This is one of two things that are talked about in group and practiced outside of group. The evangelism champion might read a book on evangelism and bring a summary of one chapter each week. They might ask for names of people who need God’s love that the group can pray for. They might lead a time of sharing any witnessing opportunities they group may have had. They might lead in a brainstorming time to think of people to invite to parties, service activities, or the group itself. My slogan is this: You can double a group every two years or less by inviting every member and every prospect to every fellowship every month. If you can get outsiders to the party, you are far more likely to get them to the group… and to Christ! People who are opposed the gospel are not opposed to ice cream. Most groups—and most Christians—are weak on evangelism. By taking a few minutes each week to emphasize evangelism we can all improve.


Service is the ultimate apologetic of the church. People might be opposed to our theology, but they will never oppose our service. It is what we are called to do. Let your light so shine before men that they might see your good works and glorify your God. The service leader might plan a service project once a month or so. They might initiate a group text to share pictures of ways we find to serve. (Could be as simple as picking up some trash on a walk.) Google “servant evangelism” for more ideas. Again, talk about service in group; do service outside of group.

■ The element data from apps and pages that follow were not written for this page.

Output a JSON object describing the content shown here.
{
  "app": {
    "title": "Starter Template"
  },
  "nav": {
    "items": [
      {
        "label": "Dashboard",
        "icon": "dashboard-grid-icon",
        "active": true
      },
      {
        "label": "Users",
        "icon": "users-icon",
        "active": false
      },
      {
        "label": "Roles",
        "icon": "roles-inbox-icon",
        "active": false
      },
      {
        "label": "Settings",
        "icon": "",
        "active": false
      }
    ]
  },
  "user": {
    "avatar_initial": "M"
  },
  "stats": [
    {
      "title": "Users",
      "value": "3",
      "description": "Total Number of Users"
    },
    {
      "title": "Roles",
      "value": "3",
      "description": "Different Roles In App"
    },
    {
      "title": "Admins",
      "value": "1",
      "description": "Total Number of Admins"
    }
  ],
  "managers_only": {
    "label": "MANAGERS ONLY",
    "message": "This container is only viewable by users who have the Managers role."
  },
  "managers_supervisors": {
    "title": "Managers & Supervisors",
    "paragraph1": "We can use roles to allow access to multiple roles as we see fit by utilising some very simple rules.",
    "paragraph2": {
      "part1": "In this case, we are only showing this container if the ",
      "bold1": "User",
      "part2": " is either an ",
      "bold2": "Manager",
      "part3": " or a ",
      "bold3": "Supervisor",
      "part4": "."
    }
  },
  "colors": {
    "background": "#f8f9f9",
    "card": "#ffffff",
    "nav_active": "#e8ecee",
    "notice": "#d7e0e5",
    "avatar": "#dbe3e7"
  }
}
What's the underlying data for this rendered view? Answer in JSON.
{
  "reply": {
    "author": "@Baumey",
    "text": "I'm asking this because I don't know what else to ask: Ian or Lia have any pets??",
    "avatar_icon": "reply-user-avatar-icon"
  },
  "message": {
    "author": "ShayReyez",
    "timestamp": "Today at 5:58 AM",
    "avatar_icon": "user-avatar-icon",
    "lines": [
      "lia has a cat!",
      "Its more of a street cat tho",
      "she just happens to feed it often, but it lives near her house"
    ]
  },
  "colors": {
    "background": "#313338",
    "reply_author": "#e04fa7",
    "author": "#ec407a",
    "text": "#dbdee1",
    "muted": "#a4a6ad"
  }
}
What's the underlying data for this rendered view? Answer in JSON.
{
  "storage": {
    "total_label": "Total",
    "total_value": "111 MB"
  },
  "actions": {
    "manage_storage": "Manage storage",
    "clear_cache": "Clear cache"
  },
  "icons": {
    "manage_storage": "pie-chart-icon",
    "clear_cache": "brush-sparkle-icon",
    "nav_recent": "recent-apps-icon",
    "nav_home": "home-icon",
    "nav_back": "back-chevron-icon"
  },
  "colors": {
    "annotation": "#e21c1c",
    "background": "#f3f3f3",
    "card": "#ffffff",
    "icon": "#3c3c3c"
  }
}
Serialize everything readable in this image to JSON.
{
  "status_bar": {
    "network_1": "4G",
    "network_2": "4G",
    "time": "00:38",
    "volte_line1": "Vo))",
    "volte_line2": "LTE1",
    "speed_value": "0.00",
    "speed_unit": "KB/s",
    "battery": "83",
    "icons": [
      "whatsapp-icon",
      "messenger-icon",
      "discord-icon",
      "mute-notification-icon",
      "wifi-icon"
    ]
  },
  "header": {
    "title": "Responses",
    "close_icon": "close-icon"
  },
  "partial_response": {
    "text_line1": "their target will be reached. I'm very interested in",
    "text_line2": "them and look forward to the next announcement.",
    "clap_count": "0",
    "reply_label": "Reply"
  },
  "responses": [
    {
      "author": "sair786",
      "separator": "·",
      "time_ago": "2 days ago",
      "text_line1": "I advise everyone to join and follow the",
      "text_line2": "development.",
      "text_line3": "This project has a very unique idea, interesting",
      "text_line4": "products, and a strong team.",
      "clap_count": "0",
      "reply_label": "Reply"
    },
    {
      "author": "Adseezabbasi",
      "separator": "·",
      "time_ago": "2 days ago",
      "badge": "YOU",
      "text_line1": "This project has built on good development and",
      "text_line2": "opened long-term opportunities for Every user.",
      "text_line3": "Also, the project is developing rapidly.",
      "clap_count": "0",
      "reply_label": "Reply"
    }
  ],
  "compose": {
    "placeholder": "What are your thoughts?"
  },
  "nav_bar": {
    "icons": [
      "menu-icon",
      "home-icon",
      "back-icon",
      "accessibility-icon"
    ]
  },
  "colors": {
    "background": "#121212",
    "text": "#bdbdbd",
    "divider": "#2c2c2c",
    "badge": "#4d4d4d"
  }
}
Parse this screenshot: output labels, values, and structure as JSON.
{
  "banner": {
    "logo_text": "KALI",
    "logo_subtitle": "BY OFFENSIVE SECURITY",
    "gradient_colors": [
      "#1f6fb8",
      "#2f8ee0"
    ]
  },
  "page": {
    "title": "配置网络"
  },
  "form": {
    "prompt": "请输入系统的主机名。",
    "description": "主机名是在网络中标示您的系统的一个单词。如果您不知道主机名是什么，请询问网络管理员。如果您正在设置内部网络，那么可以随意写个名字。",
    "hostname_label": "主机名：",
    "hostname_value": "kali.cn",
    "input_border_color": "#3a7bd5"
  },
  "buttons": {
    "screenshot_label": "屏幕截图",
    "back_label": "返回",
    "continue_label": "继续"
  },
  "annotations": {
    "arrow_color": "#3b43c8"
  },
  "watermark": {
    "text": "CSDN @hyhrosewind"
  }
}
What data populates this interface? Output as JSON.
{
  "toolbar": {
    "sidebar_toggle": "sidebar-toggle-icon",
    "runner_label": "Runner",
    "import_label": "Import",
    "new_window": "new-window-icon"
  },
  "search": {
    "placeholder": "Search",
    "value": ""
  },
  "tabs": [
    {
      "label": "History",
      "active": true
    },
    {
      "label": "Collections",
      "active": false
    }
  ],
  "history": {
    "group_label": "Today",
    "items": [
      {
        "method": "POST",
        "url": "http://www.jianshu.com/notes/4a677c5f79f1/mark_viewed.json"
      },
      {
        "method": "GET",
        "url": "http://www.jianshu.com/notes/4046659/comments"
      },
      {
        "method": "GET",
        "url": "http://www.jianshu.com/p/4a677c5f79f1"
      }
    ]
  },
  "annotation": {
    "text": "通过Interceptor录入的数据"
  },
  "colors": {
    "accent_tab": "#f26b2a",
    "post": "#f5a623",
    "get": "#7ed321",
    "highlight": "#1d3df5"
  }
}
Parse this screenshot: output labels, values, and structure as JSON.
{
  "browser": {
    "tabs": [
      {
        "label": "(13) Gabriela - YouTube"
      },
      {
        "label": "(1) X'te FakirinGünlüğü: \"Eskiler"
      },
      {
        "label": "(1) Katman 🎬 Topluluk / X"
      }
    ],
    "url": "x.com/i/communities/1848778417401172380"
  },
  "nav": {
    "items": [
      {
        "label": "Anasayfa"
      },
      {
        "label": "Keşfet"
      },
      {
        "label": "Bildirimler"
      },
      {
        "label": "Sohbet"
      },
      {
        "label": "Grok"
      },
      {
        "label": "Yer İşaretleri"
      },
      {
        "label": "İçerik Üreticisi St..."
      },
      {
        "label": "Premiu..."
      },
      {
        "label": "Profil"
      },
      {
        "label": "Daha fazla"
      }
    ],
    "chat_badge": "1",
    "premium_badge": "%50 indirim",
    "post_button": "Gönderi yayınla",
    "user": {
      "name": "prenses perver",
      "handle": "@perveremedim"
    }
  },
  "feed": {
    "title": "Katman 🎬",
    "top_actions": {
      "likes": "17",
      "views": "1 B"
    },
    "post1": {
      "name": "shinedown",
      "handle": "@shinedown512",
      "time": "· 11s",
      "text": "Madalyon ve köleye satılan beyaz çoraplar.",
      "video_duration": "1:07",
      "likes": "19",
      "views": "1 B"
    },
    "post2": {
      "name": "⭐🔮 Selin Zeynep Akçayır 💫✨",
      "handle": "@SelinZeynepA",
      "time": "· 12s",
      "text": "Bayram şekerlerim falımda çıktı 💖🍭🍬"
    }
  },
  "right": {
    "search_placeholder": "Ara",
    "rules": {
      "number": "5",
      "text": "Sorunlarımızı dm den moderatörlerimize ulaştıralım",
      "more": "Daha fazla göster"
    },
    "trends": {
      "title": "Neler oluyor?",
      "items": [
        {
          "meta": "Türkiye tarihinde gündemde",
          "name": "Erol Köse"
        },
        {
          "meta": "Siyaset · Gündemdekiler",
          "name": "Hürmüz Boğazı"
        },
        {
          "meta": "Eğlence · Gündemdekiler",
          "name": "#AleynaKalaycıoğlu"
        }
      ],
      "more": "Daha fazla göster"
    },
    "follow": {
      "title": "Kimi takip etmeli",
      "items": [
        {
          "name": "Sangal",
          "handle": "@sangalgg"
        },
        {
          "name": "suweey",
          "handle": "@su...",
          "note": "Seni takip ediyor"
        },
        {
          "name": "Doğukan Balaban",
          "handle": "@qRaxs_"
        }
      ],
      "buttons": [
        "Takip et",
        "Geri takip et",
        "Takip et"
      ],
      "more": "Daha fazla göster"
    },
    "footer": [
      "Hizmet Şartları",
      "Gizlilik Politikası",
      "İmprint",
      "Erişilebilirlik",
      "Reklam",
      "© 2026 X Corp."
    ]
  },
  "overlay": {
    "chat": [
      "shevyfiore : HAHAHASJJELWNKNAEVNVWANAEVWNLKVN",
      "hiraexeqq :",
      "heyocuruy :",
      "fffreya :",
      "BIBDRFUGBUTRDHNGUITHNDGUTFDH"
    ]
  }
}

Every time I have had a really good idea, I discover that God gave this same idea to someone else about the same time. If that is true of you, I’d love to connect and hear your story. Or, if you would like to brainstorm ideas to fine-tune this idea, feel free to reach out. josh@joshhunt.com